═══ Record extracts
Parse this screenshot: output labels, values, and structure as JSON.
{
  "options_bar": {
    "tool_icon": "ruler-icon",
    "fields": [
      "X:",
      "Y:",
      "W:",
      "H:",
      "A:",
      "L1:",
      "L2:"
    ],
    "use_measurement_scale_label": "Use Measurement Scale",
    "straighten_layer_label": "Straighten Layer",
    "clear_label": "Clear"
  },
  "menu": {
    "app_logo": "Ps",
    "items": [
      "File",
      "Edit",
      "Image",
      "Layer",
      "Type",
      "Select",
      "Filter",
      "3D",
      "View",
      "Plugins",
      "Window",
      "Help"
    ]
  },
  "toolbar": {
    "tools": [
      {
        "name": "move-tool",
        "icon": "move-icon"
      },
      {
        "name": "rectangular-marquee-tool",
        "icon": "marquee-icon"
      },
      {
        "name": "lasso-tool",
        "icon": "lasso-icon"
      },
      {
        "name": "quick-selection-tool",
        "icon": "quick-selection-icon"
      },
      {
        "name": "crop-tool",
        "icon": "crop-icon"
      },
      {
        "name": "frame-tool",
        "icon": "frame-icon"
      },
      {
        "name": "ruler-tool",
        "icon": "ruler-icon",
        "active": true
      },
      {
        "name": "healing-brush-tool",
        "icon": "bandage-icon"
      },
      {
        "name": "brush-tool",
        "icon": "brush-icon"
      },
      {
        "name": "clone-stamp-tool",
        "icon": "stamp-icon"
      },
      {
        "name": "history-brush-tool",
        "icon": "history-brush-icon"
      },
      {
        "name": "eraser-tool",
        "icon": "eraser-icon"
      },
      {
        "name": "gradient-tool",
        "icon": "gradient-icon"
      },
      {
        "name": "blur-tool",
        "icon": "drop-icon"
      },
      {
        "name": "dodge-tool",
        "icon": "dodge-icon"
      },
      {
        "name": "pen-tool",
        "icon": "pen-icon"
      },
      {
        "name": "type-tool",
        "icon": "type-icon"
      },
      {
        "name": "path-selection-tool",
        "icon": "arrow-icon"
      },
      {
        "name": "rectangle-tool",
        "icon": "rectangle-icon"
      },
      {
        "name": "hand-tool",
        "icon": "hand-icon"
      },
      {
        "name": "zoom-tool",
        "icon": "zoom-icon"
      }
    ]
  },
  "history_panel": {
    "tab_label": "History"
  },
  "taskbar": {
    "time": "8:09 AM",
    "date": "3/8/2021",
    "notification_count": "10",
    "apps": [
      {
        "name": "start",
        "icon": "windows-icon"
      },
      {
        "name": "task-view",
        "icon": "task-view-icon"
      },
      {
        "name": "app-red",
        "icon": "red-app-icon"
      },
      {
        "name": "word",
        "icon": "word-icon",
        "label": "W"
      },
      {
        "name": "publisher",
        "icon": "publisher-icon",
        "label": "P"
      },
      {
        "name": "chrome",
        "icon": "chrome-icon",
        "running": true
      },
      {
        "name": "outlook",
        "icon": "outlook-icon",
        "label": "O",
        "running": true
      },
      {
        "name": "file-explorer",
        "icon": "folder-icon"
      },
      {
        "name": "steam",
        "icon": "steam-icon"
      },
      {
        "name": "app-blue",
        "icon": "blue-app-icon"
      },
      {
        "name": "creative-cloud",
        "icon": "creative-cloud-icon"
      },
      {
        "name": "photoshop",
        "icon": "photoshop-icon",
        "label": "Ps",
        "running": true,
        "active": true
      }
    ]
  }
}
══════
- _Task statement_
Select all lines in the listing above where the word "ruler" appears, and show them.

- _Written response_
    "tool_icon": "ruler-icon",
        "name": "ruler-tool",
        "icon": "ruler-icon",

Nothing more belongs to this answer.